When the new Volkswagen Tiguan arrived in 2018 it made a substantial statement. It was an absolute looker for what was a Golf-sized SUV equivalent for a large chunk of the car-buying market. But it wasn’t just a handsome cut of mid-sized SUV, it was as accomplished and accessible as the celebrated Golf that it seemingly has now replaced. Volkswagen SA couldn’t move them quickly enough and the Tiguan very quickly rose to top sales figures in the segment, despite a really strong showing from all opposition be it from Korea, Japan, Sweden and France.
I didn’t think the facelifted Tiguan could possibly command as much attention as the all-new product line, but certainly from my own eye and experience, it really did. Somehow, that sporty elegance has been improved to a point where the Tiguan has never been more desirable, not just in its own segment but certainly, its design and reputation cuts across segments both above and below. People who can’t afford it still want it and people who were considering something higher up the food chain are thinking twice. In the popular R-line spec with 20-inch Suzuka alloys, it looks fantastic.
My ultimate commendation of the Tiguan is the ease with which it can be driven. It feels like home, despite VW’s overhaul of the interior operating concept with the introduction of the Digital Cockpit. For the most part, Tiguan owners will be okay with it for its modernity and cool factor but as with a lot of this tech, operating it on the go can be tricky especially on bumpy surfaces such as gravel roads where I’m certain these cars will venture occasionally. The new Tiguan is devoid of even the climate control buttons from the pre-facelift model. I particularly have an issue with the absence of a conventional volume dial or a more usable temperature setting. The volume operation for the passenger can be frustrating at speed. At least the driver can make use of an extensively useful multi-function steering wheel. From the driver’s pew, one can control almost all the digital cockpit functions. Once you’re used to the haptic feedback and how they work, you’ll be master and commander quite quickly.
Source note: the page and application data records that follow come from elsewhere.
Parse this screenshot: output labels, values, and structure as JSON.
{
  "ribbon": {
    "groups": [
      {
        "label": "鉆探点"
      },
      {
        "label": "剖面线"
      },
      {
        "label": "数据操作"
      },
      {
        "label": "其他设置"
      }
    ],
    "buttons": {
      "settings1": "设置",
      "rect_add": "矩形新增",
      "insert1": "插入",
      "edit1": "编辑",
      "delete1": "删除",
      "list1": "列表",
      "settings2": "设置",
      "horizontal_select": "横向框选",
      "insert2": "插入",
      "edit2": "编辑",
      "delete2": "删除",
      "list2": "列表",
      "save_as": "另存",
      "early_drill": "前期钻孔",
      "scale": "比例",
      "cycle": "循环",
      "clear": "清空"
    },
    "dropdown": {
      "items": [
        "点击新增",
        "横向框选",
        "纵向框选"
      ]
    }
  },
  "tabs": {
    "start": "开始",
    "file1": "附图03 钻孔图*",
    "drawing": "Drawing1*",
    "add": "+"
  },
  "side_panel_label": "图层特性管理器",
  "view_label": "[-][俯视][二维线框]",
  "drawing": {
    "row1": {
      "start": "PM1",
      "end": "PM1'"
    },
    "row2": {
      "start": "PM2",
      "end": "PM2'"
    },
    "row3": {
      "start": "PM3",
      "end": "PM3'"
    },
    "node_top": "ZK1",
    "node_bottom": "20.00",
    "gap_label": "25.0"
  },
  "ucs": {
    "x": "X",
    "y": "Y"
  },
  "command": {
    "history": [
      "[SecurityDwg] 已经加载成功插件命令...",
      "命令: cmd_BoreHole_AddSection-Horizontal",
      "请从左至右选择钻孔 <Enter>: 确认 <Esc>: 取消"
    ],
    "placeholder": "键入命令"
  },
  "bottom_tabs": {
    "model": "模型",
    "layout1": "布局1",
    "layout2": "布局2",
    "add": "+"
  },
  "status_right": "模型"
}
The temperature and ventilation speed controls also take some getting used with a slider control that is hard to operate on the move.
Besides these frustrations, the Tiguan exudes typical Volkswagen qualities. It is well built and plays family SUV very well. The rear seats recline(slightly) for those who prefer to laze in the back and legroom and headroom too, is commendable. The boot is a generous 520-litres of which is in line with the segment. It’s not segment-leading but it’s in line with or better than quite a few competitors. The Koreans however, have that waxed.
The Volkswagen Tiguan 2.0 TSI R-Line is the flagship of the range – for now. Volkswagen has announced that a more potent Tiguan R will join us some time this year but the 2.0 TSI has held that baton and it does so with commendable charm yet still respectfully leaving enough room for the ‘R’. Powering the 2.0 TSI is still the EA888 2.0-litre turbo petrol engine tuned to 162kW and 350Nm of torque. It is paired with a 7-speed DSG transmission and up until this point, this sounds fiery enough in hot hatch terms – BUT – it drives a heavier body with VW’s 4Motion all-wheel drive system and that ultimately tempers the performance to a certain degree. It isn’t dull and boring by any means. Performance is studious rather than mesmerising. Good, but not exciting.
That translates into the rest of the drive too. The Tiguan 2.0 TSI drives with poise and purpose. That purpose is doing the business for which most family SUV’s would be called. Its ride and handling is excellent at any speed with a chassis that responds with tempered safety when pushed to its limits. For those who love the numbers: 0 – 100 km/h takes 6,5-seconds and it will go on to a top end of 225 km/h.
Where the Tiguan rises in sales terms can’t only be attributed to the badge on the bonnet or its arresting looks. Part of its repertoire is an extensive list of technology specifications. In this Volkswagen Tiguan 2.0 TSI R-Line, the standard list is long and fancy: a digital instrument cluster, multi-function steering wheel, keyless start and entry, ambient lighting and cruise control to name a few. Options include Harmon Kardon sound; Discover Pro entertainment system with wireless App Connect, adaptive cruise control with park and trailer assist, a panoramic roof, Heads-up display, the IQ Lights, Matrix LED package and an Aerial view camera system…to name a few.
A base price of R738 400 isn’t cheap by any means. Swelled with options, the Tiguan 2.0 TSI R-Line can easily peek over the R800 000 mark. That said, the car is nearly faultless for the urban consumer. Its 190mm ground clearance won’t convince those with a penchant for harder off-roading adventures and you would have to be careful when negotiating ruts and or some pavements. But as a modern, premium SUV with great ride and build quality and a strong retail support base, the Volkswagen Tiguan 2.0 TSI 4Motion is a really good option in this segment.